◆ TO DO
Every line that holds the word "JSON" needs to be copied from the data below.

── GIVEN DATA ──

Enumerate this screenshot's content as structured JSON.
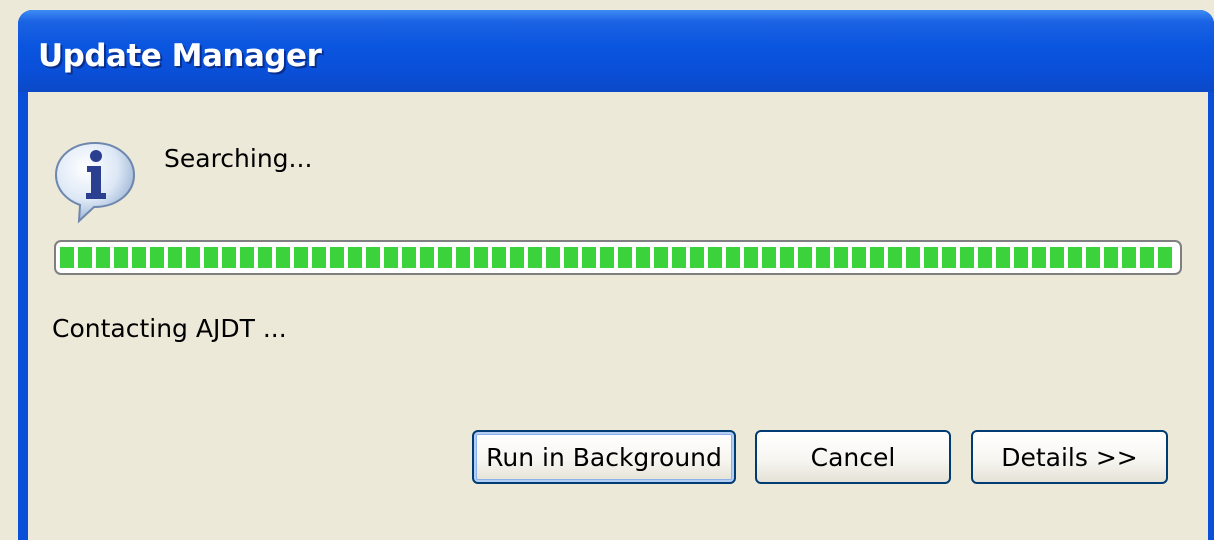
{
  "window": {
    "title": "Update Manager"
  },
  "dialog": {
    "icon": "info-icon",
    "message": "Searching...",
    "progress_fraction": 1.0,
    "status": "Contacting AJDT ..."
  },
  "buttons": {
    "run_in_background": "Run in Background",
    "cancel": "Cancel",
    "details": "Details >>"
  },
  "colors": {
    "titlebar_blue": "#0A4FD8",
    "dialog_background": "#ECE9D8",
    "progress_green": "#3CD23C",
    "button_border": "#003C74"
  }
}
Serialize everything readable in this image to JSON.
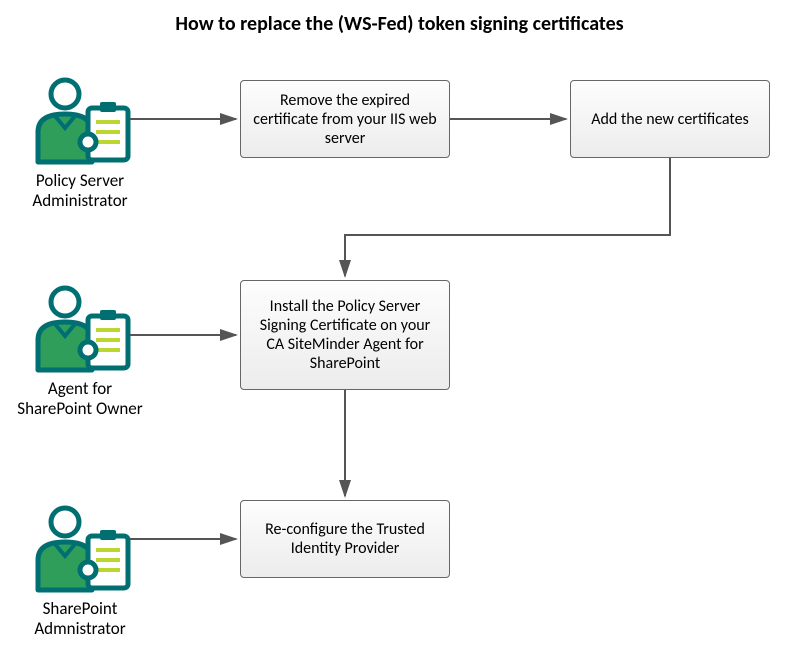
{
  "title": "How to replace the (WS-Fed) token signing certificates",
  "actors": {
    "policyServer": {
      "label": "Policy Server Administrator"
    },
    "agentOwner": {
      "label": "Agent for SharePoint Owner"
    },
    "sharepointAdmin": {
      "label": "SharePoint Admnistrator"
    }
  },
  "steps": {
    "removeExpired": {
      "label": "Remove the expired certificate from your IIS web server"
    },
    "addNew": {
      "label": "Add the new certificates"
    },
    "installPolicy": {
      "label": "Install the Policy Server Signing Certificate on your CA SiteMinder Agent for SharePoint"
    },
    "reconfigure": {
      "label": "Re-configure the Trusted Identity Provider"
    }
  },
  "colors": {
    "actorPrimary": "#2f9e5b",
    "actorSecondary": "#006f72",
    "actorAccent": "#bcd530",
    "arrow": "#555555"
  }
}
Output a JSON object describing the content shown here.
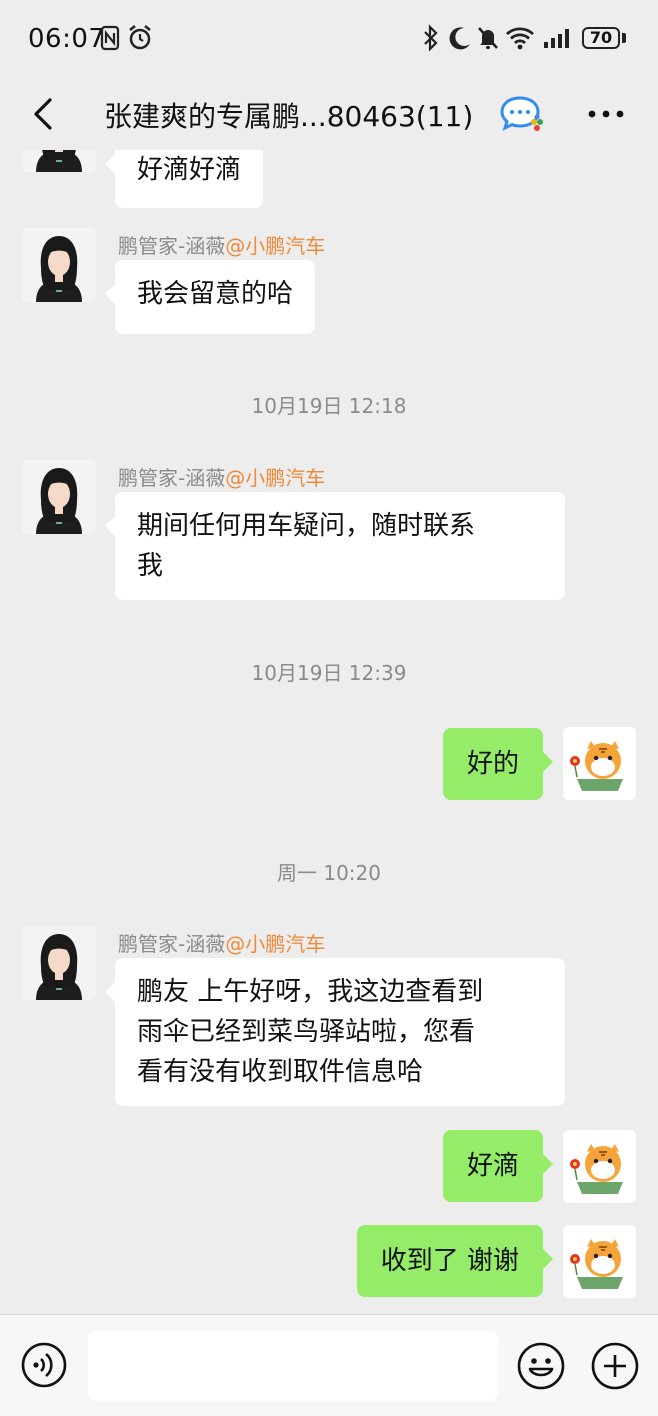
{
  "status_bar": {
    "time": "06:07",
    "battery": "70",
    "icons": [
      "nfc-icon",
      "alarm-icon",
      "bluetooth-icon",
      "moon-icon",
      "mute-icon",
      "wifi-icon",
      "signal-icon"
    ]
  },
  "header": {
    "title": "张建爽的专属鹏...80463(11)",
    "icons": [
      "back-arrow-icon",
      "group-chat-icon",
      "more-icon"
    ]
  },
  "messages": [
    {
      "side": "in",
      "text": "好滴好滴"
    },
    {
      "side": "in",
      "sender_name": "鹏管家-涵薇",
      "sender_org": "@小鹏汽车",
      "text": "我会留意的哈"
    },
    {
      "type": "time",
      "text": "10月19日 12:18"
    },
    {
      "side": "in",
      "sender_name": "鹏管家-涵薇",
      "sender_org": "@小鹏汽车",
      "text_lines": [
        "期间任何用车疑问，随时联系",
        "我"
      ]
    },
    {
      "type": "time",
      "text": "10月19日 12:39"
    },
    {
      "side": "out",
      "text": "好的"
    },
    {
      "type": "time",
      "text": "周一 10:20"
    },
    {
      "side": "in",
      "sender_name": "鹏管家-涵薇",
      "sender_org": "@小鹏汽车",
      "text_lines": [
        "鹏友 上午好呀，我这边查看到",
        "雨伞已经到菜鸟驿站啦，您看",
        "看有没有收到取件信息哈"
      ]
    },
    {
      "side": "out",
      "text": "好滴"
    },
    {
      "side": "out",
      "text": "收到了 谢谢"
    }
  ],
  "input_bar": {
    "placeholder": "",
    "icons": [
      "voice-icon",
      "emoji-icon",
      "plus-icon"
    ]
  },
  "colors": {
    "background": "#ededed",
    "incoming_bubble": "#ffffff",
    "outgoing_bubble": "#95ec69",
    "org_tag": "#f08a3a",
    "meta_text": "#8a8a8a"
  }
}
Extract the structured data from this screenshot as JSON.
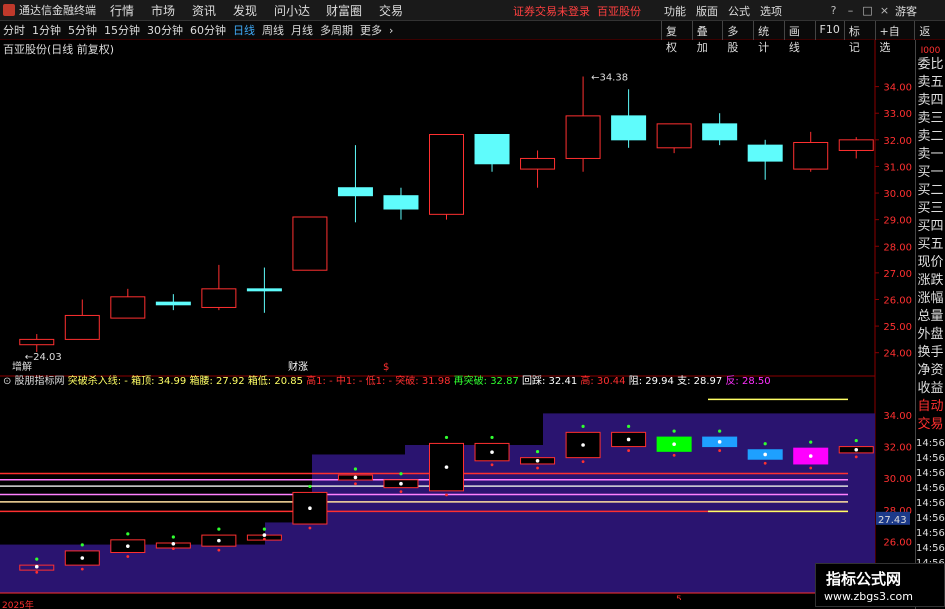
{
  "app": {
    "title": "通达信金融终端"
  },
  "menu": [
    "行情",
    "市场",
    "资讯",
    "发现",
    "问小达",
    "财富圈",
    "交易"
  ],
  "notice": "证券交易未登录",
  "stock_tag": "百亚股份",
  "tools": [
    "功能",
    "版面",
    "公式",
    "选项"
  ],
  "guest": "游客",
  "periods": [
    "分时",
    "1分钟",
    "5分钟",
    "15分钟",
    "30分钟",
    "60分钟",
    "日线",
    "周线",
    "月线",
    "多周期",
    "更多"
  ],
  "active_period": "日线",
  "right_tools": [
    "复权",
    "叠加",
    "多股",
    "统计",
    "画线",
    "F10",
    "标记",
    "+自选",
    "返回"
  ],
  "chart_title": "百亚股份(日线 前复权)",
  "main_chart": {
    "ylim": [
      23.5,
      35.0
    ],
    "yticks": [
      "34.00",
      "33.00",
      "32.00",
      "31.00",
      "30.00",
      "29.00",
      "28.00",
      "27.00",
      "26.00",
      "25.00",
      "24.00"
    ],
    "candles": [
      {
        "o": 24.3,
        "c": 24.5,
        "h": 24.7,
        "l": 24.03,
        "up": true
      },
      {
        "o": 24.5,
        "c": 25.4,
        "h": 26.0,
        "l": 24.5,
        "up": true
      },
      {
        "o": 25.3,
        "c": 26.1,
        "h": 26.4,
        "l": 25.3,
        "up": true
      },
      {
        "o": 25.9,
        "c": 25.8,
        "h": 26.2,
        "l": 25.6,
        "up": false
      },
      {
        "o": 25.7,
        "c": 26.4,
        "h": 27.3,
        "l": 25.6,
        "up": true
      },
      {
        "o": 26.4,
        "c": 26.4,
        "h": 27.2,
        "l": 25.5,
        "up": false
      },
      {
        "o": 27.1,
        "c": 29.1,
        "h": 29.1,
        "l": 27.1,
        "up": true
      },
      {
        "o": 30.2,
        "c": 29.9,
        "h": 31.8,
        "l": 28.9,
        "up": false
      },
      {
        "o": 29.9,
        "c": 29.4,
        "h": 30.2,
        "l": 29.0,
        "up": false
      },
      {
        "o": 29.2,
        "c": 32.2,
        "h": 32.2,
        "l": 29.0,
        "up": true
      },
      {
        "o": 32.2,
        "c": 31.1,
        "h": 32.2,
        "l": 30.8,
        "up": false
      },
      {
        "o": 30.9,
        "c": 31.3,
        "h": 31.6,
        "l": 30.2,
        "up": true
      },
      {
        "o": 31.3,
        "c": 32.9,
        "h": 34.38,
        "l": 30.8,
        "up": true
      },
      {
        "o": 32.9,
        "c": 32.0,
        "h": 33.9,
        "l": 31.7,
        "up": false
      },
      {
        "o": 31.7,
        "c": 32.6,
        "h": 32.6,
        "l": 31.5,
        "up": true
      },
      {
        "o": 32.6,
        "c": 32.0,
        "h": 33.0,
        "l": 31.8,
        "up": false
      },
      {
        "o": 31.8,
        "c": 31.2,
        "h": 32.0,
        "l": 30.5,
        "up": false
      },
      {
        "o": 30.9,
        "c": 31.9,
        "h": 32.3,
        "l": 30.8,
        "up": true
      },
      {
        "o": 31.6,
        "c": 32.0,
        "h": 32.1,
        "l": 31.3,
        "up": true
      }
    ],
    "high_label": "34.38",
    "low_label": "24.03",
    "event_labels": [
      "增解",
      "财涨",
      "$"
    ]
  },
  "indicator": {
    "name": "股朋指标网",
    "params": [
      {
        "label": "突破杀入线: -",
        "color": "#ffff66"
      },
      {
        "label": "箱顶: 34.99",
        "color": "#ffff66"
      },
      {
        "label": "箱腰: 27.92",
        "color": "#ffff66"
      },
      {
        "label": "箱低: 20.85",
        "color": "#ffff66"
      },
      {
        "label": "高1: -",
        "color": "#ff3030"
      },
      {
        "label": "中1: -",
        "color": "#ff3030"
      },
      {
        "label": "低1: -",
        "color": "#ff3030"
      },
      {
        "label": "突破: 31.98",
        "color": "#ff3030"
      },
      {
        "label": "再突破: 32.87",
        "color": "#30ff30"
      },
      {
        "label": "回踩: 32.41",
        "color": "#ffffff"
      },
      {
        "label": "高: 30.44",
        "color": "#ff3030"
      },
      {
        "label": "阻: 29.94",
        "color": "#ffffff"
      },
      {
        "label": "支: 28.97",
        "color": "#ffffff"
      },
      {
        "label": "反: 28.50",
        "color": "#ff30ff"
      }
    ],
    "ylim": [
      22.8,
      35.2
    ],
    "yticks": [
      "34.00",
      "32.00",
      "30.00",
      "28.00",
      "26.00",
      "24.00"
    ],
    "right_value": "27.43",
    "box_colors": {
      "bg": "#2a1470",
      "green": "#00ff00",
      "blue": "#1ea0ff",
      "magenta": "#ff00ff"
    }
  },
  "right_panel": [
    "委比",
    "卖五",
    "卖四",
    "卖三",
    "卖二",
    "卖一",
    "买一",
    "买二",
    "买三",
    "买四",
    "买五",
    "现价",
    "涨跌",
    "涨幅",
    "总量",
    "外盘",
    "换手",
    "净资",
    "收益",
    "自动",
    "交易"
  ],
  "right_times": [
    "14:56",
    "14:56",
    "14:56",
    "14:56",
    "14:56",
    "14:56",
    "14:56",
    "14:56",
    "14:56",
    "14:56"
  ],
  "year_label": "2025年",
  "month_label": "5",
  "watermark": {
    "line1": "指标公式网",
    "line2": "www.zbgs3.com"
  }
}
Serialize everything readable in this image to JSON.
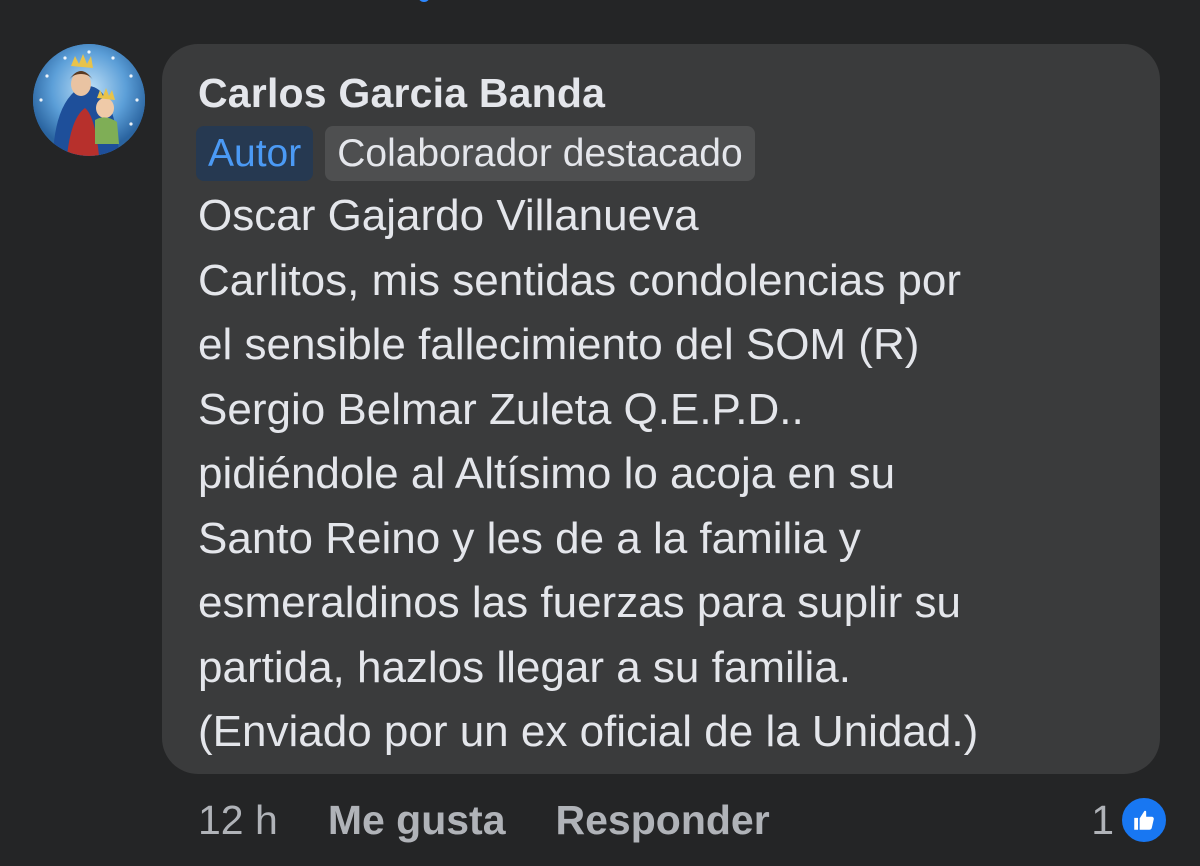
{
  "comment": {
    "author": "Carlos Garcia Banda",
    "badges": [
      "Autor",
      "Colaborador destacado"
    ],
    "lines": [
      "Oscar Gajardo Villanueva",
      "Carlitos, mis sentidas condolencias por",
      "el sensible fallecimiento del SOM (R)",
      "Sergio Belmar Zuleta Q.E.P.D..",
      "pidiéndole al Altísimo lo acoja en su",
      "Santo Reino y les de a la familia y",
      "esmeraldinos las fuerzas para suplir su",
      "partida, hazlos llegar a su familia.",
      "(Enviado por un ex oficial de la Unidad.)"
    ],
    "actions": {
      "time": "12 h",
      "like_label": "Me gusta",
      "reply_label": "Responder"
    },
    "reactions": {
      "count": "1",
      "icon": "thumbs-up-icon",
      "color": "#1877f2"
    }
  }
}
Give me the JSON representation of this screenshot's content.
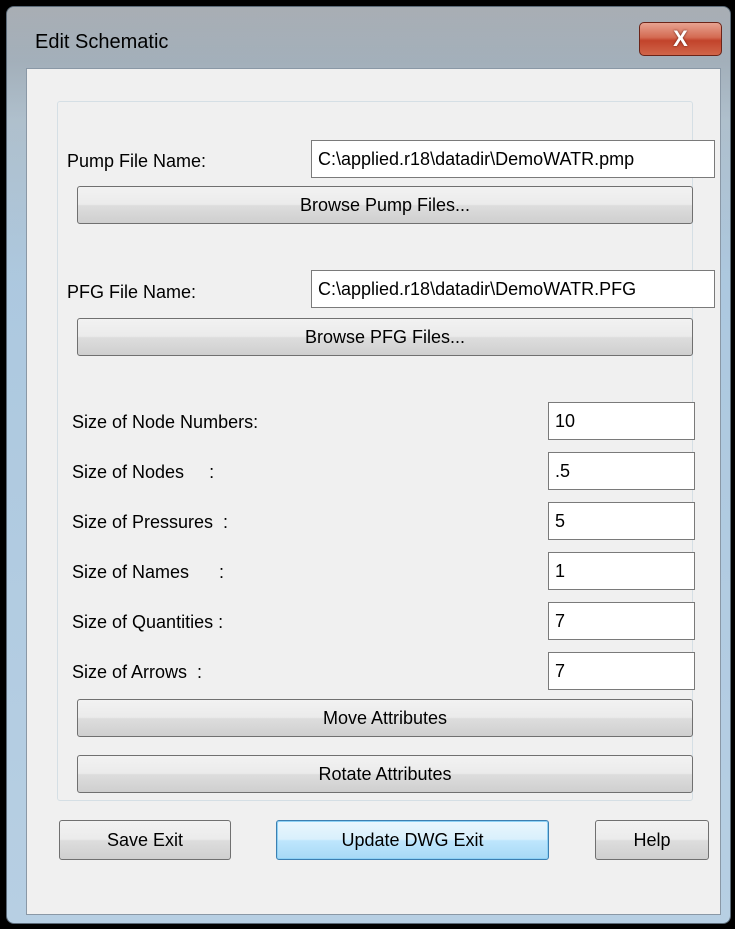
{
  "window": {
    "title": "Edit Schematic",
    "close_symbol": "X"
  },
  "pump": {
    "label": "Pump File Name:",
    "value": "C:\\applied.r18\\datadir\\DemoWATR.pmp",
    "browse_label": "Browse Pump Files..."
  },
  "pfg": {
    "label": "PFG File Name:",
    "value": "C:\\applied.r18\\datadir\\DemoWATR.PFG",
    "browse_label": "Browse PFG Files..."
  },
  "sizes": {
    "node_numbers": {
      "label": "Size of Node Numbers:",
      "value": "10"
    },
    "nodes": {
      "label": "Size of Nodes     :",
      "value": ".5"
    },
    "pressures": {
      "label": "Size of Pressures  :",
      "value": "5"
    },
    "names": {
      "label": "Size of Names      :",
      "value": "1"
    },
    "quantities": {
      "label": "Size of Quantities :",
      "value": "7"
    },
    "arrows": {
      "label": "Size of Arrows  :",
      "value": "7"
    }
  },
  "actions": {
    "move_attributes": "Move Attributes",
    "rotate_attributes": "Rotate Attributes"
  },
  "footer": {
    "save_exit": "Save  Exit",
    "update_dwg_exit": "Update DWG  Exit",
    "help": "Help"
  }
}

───

◆ RESPONSE BOX
Enumerate this screenshot's content as structured JSON.
Serialize everything readable in this image to JSON.
Output a JSON object describing the content shown here.
Extract the structured data from this screenshot as JSON.
Serialize everything readable in this image to JSON.
Give me the JSON representation of this screenshot's content.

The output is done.